Special thanks to my sister who wrangled my 4 kids and her baby around the finish to see me for a split second, in the pouring rain. I go to races solo a lot the last few years so it's always fun to have support there. I was freezing and chattered hard for several hours, but never did feel badly after the finish, that's always nice. I felt like death after my 3:10 Dec 2013. 

I learned a few things from this race. First, I would like to try for sub 3. As close as I got, it certainly doesn't sound super easily attainable, but I think I could. I would need to train more, I would need a near flawless race, surely no pit stops could happen. 
Second, I learned that a smaller, basic sports bra (fabric wise, not size) over a preferred running sports bra, makes a nice storage space!  Was nice for once to not have a pack of any kind with me. I kept my small pill bags in there. And my extra iPod cord since I hate it flapping around. I could also keep the small 5oz hand flask I brought in there if need be. 
Third, and most importantly, I learned that I can push. I can do hard for a long time. I love the conservative first half approach to racing, feels better and seems easier, but to go really fast, particularly in shorter races (yes I just called a marathon short) I don't think you can do that. I at least, don't think I could have run a 1:40 first half then a 1:30 second half. And that's for a 3:10, 1:40 and 1:20 for a 3:00. Not likely. Fatigue happened, but not excessively. I'm pretty happy to have run a 1:32 or so first half and a 1:37 second half. Yeah I would have liked to have dropped some time off that down canyon stuff and not have taken the 90 second potty stop, but I ran hard pretty much from the get go, and held it. A pace that was hard in 4 mile tempo training runs, I held for most of the race. I can run fast and hold it for a long time. I don't need to be afraid. I will hold onto that and use it in my future racing both on and off road. 

Ran in the Altra Impulse and really liked it!  Firmer feel (which to me felt fast), super comfy (and cute) upper, drained great, no squishy shoes like I heard all around me. Perfect choice for this race. 
Vfuel gel which worked great as usual, no problems.

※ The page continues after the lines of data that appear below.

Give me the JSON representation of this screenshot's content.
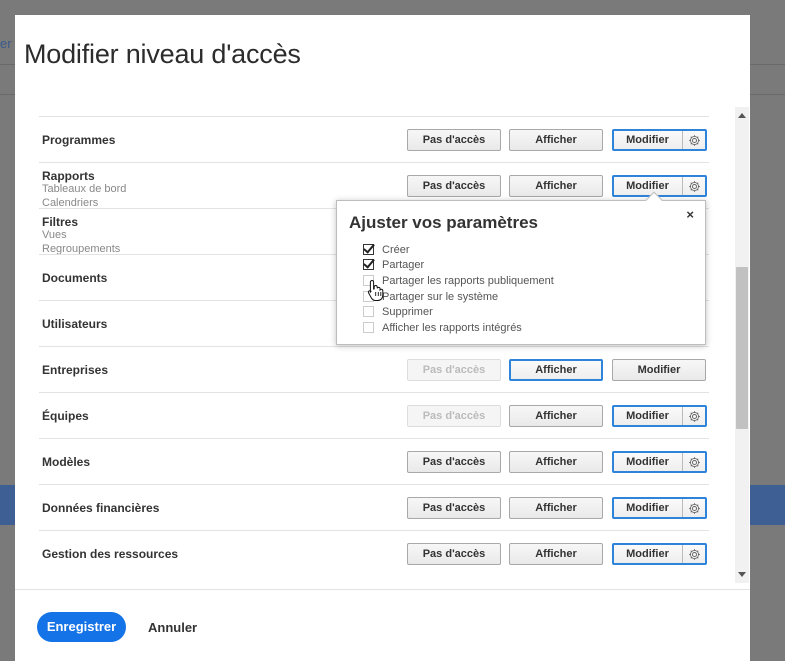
{
  "background": {
    "top_link": "er"
  },
  "dialog": {
    "title": "Modifier niveau d'accès",
    "rows": [
      {
        "label": "Programmes",
        "sublabels": [],
        "buttons": {
          "no_access": "Pas d'accès",
          "view": "Afficher",
          "edit": "Modifier"
        }
      },
      {
        "label": "Rapports",
        "sublabels": [
          "Tableaux de bord",
          "Calendriers"
        ],
        "buttons": {
          "no_access": "Pas d'accès",
          "view": "Afficher",
          "edit": "Modifier"
        }
      },
      {
        "label": "Filtres",
        "sublabels": [
          "Vues",
          "Regroupements"
        ]
      },
      {
        "label": "Documents",
        "sublabels": []
      },
      {
        "label": "Utilisateurs",
        "sublabels": []
      },
      {
        "label": "Entreprises",
        "sublabels": [],
        "buttons": {
          "no_access": "Pas d'accès",
          "view": "Afficher",
          "edit": "Modifier"
        }
      },
      {
        "label": "Équipes",
        "sublabels": [],
        "buttons": {
          "no_access": "Pas d'accès",
          "view": "Afficher",
          "edit": "Modifier"
        }
      },
      {
        "label": "Modèles",
        "sublabels": [],
        "buttons": {
          "no_access": "Pas d'accès",
          "view": "Afficher",
          "edit": "Modifier"
        }
      },
      {
        "label": "Données financières",
        "sublabels": [],
        "buttons": {
          "no_access": "Pas d'accès",
          "view": "Afficher",
          "edit": "Modifier"
        }
      },
      {
        "label": "Gestion des ressources",
        "sublabels": [],
        "buttons": {
          "no_access": "Pas d'accès",
          "view": "Afficher",
          "edit": "Modifier"
        }
      }
    ],
    "footer": {
      "save": "Enregistrer",
      "cancel": "Annuler"
    }
  },
  "popover": {
    "title": "Ajuster vos paramètres",
    "close": "×",
    "options": [
      {
        "label": "Créer",
        "checked": true
      },
      {
        "label": "Partager",
        "checked": true
      },
      {
        "label": "Partager les rapports publiquement",
        "checked": false
      },
      {
        "label": "Partager sur le système",
        "checked": false
      },
      {
        "label": "Supprimer",
        "checked": false
      },
      {
        "label": "Afficher les rapports intégrés",
        "checked": false
      }
    ]
  },
  "colors": {
    "accent": "#1473e6",
    "selected_border": "#2d84d9",
    "background_band": "#3e5f93"
  },
  "icons": {
    "settings": "gear-icon",
    "close": "close-icon",
    "cursor": "hand-pointer-icon"
  }
}
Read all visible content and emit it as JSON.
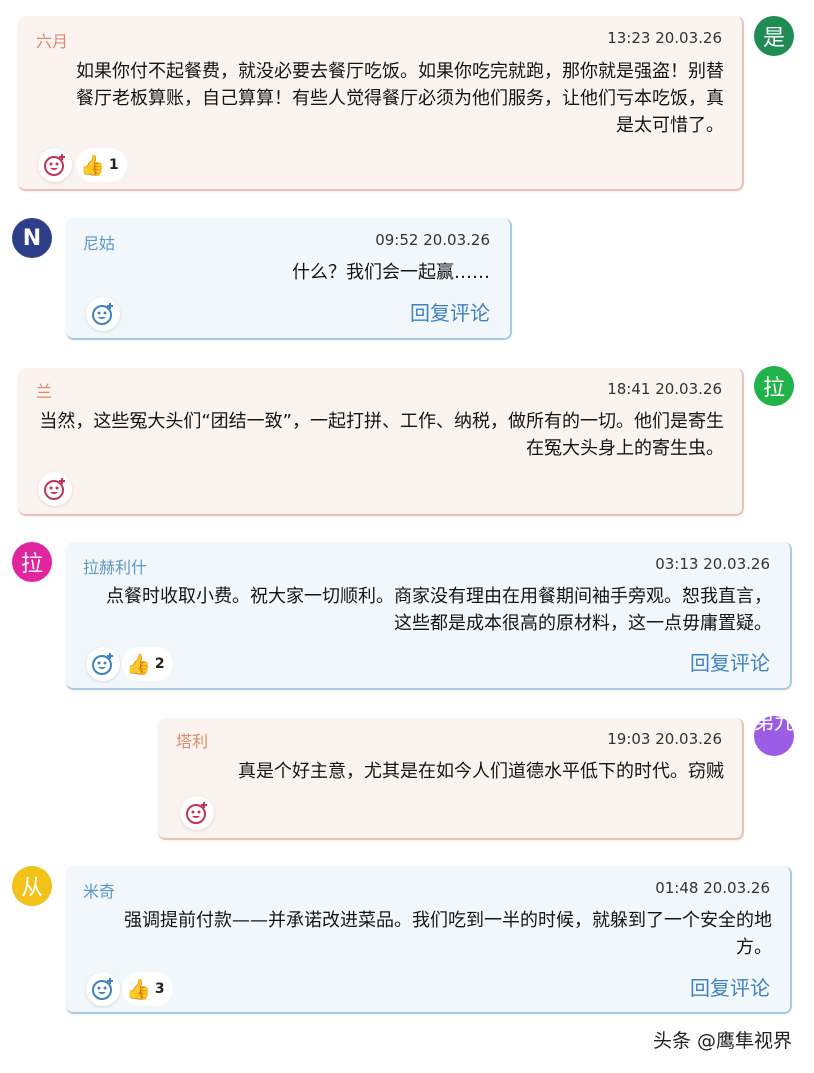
{
  "colors": {
    "warm_bg": "#fbf3ef",
    "cool_bg": "#f1f7fb",
    "warm_author": "#d98b6c",
    "cool_author": "#5f98c6",
    "reply_link": "#3f82c1"
  },
  "comments": [
    {
      "author": "六月",
      "time": "13:23 20.03.26",
      "text": "如果你付不起餐费，就没必要去餐厅吃饭。如果你吃完就跑，那你就是强盗！别替餐厅老板算账，自己算算！有些人觉得餐厅必须为他们服务，让他们亏本吃饭，真是太可惜了。",
      "likes": "1",
      "avatar_char": "是",
      "avatar_color": "#1f8c54"
    },
    {
      "author": "尼姑",
      "time": "09:52 20.03.26",
      "text": "什么？我们会一起赢……",
      "reply_label": "回复评论",
      "avatar_char": "N",
      "avatar_color": "#2e3f8a"
    },
    {
      "author": "兰",
      "time": "18:41 20.03.26",
      "text": "当然，这些冤大头们“团结一致”，一起打拼、工作、纳税，做所有的一切。他们是寄生在冤大头身上的寄生虫。",
      "avatar_char": "拉",
      "avatar_color": "#21b34a"
    },
    {
      "author": "拉赫利什",
      "time": "03:13 20.03.26",
      "text": "点餐时收取小费。祝大家一切顺利。商家没有理由在用餐期间袖手旁观。恕我直言，这些都是成本很高的原材料，这一点毋庸置疑。",
      "likes": "2",
      "reply_label": "回复评论",
      "avatar_char": "拉",
      "avatar_color": "#e0259e"
    },
    {
      "author": "塔利",
      "time": "19:03 20.03.26",
      "text": "真是个好主意，尤其是在如今人们道德水平低下的时代。窃贼",
      "avatar_char": "弟九",
      "avatar_color": "#9b5ce6"
    },
    {
      "author": "米奇",
      "time": "01:48 20.03.26",
      "text": "强调提前付款——并承诺改进菜品。我们吃到一半的时候，就躲到了一个安全的地方。",
      "likes": "3",
      "reply_label": "回复评论",
      "avatar_char": "从",
      "avatar_color": "#f2c21a"
    }
  ],
  "footer": "头条 @鹰隼视界"
}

No massive GI upset like my last time at Ogden in 2009 using another brand. 

TBT to Bryce 100 2014

The 1 paragraph (if I'm lucky) story of my first 100, my Bryce 100 experience last year. Found out the morning before the race that my pacer couldn't make it. Freaked out but carried on. The first 65-70 miles passed by quickly and smoothly, really!  Was fun to have my husband @jeremy1st and son crew me.  Night set in and after begging someone at Blubber aid station to come with me I set off alone down the deep dark dungeon in front of me. The night was traumatic for me. I stumbled around for hours literally sleep walking, putting myself in danger of sliding off the slopes around me at mile 90. Sat next to and against several trees and scared a few men that would pass me. Finally laid down in the dirt on the trail about 4:30am and hoped I'd wake up in 8 min to my nutrition watch alarm and not 8 hours later. I did thankfully but was sure I'd lost the lead. Saw my husband with 2 miles to go and somehow I had not. Ran scared and crying to the finish and pulled off a win and course record I was and am so proud of!  I am sure it will fall soon and wish that woman just as happy a race. Wish I was there this year and I wish all my friends the best of luck!! #bryce100 #100miles @ultraadventures #CR @altrarunning @vfuel #eleteelectrolytes #ultraspire @wmwranglers